The ultimate goal of the Berkeley India Stove (BIS) Project is to deliver the BIS into the hands of the poorest 830 million people in India suffering from exposure to indoor air pollution due to their daily use of inefficient biomass cookstoves. An essential component of the project is to ensure the sustained adoption and long-term usage of the BIS, which reduces smoke emissions and fuelwood consumption by as much as 50% compared to traditional Indian stoves. The BIS is one of the best available cookstoves in the Indian market considering a performance to price ratio. Bolstered by strong partnerships on the ground and a comprehensive business plan, including innovative strategies for dissemination and monitoring, the BIS has the potential to dramatically curtail the harmful impacts of this critical environmental, health, and socioeconomic issue caused by inefficient stoves.


60% of Americans are suffering from chronic diseases, of which 80% are preventable by a healthy lifestyle. With all of the current options available for health and wellness, we still aren’t preventing disease. Why? The current options are prescriptive, focused on one or two areas of health, and lack a sense of camaraderie and accountability. Enter Viva: a solution to shape the future of preventative health. Viva community centers empower urban women to reduce chronic stress and gain self-awareness through holistic health lifestyle management. Viva’s tech-enabled wellness clubs offer holistic health & wellness education, online and offline resources and community-building to help shift mindsets and create sustainable behavior change. Viva is providing a personalized, accessible and social way to find the lifestyle that makes you the healthiest and happiest version of yourself.

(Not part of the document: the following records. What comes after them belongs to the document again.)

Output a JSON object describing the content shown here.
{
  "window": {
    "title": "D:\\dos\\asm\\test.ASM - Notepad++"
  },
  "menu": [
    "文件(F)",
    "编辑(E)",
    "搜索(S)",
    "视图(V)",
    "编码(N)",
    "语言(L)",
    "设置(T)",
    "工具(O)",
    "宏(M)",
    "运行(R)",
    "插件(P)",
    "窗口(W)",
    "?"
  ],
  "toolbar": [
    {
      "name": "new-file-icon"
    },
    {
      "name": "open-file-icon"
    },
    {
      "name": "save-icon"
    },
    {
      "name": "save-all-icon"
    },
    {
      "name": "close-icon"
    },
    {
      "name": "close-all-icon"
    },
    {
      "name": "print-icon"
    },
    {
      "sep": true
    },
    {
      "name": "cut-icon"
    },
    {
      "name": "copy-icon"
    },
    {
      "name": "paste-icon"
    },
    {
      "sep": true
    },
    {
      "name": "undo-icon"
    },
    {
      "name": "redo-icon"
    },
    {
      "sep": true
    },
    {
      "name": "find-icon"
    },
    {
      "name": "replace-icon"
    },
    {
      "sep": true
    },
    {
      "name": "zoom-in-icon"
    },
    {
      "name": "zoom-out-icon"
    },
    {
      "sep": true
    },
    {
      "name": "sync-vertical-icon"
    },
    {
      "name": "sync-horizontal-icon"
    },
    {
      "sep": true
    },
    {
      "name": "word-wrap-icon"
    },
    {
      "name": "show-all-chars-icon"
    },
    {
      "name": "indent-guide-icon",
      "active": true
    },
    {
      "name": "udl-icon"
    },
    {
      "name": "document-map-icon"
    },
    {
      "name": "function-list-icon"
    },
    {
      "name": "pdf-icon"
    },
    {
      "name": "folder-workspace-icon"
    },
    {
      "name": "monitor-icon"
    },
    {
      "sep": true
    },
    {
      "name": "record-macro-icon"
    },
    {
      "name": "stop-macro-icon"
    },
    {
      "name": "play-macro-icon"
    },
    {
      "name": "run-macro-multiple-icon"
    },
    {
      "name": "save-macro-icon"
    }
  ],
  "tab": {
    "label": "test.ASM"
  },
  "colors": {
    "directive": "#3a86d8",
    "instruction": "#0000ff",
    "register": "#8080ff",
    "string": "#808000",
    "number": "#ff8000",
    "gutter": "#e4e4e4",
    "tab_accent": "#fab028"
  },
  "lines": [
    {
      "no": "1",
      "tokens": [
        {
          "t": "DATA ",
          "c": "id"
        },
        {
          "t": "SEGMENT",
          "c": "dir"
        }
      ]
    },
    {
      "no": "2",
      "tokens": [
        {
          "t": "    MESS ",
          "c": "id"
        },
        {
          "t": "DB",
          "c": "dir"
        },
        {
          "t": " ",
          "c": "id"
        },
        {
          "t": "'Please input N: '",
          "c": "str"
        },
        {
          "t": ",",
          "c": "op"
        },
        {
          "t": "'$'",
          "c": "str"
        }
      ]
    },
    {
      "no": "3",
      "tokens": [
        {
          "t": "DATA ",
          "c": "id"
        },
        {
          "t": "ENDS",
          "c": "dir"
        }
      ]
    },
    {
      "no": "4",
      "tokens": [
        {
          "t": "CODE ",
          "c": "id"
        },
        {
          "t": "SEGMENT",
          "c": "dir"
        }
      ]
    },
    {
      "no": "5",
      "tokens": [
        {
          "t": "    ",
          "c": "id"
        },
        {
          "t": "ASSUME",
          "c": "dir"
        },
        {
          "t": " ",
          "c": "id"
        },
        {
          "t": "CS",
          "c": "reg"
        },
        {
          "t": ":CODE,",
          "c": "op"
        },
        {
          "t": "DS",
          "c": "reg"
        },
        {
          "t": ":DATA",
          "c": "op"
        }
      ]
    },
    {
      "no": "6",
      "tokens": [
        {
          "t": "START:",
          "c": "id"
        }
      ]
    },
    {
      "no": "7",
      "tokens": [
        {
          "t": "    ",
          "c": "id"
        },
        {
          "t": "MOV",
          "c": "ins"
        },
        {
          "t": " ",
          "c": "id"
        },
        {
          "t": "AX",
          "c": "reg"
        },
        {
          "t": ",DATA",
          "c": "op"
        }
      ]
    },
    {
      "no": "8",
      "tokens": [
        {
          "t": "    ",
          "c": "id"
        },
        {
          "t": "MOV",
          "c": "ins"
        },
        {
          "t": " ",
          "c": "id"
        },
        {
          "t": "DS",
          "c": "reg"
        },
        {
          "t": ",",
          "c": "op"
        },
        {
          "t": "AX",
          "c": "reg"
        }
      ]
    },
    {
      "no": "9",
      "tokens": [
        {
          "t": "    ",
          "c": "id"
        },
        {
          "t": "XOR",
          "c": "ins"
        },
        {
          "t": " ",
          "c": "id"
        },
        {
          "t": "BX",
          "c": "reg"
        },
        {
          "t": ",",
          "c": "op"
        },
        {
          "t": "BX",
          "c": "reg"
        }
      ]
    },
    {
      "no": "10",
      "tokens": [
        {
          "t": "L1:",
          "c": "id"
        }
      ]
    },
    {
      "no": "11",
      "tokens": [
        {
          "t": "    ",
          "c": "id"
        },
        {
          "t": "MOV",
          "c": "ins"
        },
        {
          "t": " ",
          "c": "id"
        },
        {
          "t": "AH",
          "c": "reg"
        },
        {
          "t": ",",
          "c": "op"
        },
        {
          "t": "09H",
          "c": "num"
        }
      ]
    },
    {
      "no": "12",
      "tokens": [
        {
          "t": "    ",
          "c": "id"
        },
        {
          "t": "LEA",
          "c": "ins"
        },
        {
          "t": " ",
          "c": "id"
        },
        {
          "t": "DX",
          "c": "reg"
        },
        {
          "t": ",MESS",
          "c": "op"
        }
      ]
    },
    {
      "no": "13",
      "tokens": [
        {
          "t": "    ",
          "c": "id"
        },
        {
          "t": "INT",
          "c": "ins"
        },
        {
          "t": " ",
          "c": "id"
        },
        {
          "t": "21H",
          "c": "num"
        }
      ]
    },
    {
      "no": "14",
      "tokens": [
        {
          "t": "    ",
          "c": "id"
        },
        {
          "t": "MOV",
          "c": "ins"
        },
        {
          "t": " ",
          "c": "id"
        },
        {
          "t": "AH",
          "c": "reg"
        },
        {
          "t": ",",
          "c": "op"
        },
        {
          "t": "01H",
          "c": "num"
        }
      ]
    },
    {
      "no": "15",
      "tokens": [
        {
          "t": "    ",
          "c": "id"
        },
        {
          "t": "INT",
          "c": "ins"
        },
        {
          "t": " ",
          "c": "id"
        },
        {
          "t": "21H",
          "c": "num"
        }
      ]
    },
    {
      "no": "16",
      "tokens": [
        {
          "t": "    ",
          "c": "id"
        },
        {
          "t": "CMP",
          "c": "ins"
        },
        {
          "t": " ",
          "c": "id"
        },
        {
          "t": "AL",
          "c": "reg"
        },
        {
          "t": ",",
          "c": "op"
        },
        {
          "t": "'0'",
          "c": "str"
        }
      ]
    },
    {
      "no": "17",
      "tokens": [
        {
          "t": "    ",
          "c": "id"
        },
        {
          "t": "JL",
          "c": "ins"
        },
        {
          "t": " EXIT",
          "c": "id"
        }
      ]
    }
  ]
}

At first sight, people begin to form judgements about each other in their heads based on appearance, race, gender, and other superficial factors. These are called “implicit biases”, and they affect the ways we think, act, and perceive the world around us. From gender discrimination in the workplace to racial profiling in our communities, many of the issues we face as a country stem from the consequences of our implicit biases. Seminar is a platform intended to be used in the high school classroom to address these biases in an engaging and unique manner. Through a mobile app, students are allowed to converse with their peers through a model that facilitates productive conversations without the inhibitions of superficial influences. Through proprietary pairing and impact algorithms, Seminar learns about the community it is deployed in and improves the student experience over time.